**** Task data ****

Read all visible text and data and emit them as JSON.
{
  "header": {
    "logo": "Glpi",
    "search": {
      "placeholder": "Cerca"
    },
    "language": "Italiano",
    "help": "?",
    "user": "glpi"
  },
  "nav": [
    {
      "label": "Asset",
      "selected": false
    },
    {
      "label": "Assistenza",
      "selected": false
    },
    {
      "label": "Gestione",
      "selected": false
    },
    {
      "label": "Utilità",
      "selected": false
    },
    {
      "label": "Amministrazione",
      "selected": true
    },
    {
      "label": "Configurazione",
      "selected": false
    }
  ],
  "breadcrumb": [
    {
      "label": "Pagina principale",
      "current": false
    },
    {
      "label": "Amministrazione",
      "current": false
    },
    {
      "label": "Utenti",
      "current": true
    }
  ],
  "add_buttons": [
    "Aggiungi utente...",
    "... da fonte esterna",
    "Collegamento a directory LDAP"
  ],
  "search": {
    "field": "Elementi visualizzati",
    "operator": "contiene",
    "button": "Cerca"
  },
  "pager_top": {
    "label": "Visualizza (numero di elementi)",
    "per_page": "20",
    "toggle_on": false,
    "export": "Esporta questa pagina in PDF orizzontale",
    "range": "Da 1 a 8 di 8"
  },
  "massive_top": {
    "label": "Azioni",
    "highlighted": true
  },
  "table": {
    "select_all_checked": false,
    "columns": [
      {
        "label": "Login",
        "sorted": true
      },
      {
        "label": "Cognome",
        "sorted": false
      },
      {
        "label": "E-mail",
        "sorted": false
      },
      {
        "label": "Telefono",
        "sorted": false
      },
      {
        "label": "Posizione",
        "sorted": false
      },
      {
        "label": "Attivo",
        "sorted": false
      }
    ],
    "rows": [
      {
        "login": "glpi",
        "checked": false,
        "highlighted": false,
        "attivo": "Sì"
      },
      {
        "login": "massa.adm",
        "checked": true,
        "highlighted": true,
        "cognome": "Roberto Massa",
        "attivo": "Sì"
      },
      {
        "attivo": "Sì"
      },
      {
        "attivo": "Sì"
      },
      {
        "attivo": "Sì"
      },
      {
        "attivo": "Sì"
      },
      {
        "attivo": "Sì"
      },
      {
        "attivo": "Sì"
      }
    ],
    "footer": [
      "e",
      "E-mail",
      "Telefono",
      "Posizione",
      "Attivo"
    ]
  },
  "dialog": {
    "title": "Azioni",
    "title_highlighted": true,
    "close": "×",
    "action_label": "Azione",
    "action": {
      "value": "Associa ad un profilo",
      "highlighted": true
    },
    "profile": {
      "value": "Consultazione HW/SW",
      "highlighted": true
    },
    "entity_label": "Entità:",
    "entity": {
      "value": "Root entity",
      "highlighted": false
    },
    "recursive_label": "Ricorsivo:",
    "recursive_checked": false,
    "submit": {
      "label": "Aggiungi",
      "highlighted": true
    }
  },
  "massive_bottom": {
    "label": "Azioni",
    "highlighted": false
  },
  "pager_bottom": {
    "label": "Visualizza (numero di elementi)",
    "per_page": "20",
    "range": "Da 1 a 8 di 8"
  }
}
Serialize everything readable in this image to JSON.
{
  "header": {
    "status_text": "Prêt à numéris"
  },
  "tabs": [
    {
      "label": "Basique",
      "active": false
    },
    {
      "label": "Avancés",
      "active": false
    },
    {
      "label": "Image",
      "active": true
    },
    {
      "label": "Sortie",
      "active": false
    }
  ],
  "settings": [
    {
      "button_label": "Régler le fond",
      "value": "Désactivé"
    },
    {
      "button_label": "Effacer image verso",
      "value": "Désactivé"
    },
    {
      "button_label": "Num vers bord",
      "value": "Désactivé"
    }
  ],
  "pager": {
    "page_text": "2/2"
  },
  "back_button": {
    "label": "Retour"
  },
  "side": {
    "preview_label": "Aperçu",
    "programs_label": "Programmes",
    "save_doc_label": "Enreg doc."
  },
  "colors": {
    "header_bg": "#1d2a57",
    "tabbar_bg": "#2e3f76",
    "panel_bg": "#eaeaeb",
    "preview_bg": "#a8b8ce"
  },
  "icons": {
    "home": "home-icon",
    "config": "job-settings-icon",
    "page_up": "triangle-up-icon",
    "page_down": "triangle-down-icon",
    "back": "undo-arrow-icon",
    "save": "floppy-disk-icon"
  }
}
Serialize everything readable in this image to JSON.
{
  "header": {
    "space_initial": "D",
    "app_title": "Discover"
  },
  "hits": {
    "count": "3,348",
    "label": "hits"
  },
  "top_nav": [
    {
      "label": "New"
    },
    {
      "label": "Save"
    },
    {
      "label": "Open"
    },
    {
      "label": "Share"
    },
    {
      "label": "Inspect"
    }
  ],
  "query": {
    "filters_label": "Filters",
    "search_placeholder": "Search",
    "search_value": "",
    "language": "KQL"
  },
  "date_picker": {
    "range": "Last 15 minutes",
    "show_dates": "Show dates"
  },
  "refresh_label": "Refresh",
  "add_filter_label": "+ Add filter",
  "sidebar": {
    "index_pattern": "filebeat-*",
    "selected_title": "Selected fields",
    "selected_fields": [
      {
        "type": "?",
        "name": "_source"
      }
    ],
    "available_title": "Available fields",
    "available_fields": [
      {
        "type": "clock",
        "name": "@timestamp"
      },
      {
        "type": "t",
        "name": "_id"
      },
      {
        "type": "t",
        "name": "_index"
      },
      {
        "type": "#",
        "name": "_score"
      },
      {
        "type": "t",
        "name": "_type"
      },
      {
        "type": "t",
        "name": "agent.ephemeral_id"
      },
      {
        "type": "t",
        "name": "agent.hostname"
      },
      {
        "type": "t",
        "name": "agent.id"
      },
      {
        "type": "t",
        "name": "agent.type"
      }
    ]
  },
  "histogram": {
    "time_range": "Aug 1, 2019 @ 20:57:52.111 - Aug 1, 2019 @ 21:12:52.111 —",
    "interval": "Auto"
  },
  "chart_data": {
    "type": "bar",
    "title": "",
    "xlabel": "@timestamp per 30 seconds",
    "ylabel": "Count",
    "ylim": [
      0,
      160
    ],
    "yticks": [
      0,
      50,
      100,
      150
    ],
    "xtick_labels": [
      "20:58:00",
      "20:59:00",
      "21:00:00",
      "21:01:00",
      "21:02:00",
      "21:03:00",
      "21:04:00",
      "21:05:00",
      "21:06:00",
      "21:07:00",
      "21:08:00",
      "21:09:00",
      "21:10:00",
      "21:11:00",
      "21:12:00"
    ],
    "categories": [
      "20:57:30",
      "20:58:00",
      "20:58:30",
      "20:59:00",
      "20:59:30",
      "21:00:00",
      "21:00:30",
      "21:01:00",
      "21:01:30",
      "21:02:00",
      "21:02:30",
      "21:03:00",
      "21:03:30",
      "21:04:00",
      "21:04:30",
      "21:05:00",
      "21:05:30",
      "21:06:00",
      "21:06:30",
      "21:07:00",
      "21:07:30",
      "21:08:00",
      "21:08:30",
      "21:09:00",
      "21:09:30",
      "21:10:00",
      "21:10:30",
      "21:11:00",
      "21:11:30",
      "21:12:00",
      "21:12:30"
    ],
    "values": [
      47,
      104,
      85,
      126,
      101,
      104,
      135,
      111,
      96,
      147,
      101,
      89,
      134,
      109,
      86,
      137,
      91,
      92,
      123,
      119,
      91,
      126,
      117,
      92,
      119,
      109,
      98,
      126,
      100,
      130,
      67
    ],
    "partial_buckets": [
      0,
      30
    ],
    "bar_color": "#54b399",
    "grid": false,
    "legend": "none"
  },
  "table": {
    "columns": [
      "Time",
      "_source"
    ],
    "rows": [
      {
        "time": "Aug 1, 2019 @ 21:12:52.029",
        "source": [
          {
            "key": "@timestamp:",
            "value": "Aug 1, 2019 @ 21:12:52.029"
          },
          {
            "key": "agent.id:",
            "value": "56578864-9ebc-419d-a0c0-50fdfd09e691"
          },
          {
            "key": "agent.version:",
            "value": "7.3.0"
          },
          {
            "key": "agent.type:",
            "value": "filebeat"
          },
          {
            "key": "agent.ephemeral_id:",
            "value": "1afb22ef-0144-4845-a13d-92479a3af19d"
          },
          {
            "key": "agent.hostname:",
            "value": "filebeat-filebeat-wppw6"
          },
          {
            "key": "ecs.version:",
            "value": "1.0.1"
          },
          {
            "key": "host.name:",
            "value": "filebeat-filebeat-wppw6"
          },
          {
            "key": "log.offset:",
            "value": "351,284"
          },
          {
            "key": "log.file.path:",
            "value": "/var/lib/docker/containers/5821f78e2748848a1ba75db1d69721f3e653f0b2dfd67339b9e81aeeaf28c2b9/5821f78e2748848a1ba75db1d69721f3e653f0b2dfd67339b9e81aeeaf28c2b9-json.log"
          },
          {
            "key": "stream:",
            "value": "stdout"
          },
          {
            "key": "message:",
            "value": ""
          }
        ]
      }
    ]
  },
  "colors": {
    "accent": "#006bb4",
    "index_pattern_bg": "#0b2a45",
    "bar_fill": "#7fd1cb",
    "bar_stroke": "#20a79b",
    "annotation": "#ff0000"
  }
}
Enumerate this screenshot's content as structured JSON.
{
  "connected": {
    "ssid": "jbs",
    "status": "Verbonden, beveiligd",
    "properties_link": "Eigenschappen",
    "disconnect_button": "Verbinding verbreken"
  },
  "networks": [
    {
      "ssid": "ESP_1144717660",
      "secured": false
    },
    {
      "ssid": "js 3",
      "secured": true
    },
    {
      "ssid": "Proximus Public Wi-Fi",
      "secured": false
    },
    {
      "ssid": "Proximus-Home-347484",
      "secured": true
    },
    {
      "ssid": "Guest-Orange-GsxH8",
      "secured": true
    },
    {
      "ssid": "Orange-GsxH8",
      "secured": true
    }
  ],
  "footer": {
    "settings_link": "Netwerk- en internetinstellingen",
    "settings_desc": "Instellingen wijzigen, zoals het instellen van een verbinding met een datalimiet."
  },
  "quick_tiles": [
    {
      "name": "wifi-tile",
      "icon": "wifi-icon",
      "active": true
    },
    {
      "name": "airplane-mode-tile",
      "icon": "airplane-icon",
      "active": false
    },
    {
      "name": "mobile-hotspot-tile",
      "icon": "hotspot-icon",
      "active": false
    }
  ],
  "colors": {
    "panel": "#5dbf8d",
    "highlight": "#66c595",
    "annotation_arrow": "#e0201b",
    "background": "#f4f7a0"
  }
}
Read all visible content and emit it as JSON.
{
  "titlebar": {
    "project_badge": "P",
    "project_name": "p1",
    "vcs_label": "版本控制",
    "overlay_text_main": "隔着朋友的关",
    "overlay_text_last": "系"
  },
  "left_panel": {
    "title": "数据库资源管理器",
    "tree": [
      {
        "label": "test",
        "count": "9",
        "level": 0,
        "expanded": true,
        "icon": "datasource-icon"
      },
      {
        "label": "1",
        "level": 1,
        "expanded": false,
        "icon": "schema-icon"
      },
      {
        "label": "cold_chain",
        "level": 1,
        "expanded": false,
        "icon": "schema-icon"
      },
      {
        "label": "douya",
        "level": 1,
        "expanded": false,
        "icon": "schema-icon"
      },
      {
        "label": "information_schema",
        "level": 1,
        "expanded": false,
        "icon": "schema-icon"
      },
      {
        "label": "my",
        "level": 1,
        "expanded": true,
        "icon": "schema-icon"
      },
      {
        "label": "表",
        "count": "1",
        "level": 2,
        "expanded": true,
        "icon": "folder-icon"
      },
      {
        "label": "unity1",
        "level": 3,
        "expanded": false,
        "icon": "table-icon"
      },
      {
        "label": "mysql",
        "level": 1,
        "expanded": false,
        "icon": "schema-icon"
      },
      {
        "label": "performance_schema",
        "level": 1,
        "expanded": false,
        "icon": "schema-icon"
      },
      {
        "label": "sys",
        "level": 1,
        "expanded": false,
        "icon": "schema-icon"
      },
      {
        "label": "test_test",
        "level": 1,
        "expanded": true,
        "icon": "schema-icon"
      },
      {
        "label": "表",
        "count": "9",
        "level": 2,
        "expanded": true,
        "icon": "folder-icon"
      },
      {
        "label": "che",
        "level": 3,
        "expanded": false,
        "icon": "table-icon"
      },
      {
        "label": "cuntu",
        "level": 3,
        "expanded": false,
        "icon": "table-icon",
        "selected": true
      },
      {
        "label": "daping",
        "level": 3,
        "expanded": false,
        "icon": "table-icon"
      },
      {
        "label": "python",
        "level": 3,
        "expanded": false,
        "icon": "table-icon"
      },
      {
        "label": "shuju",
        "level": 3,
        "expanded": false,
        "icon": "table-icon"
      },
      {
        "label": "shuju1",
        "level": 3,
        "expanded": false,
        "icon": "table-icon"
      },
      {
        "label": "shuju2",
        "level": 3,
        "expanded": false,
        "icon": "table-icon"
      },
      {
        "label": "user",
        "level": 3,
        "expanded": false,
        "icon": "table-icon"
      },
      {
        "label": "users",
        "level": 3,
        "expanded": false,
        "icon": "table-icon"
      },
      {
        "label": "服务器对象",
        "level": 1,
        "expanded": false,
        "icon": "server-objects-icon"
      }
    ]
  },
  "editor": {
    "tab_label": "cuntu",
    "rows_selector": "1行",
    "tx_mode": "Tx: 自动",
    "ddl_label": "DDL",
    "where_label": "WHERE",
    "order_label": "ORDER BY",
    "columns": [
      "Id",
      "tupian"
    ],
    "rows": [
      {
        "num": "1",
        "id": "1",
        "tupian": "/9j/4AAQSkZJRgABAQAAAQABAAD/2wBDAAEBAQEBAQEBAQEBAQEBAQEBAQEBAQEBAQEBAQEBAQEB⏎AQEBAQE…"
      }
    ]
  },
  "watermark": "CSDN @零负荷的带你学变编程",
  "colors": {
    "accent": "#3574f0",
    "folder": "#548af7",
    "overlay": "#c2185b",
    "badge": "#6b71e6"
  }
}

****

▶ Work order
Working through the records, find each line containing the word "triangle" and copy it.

▶ Solved problem
    "page_up": "triangle-up-icon",
    "page_down": "triangle-down-icon",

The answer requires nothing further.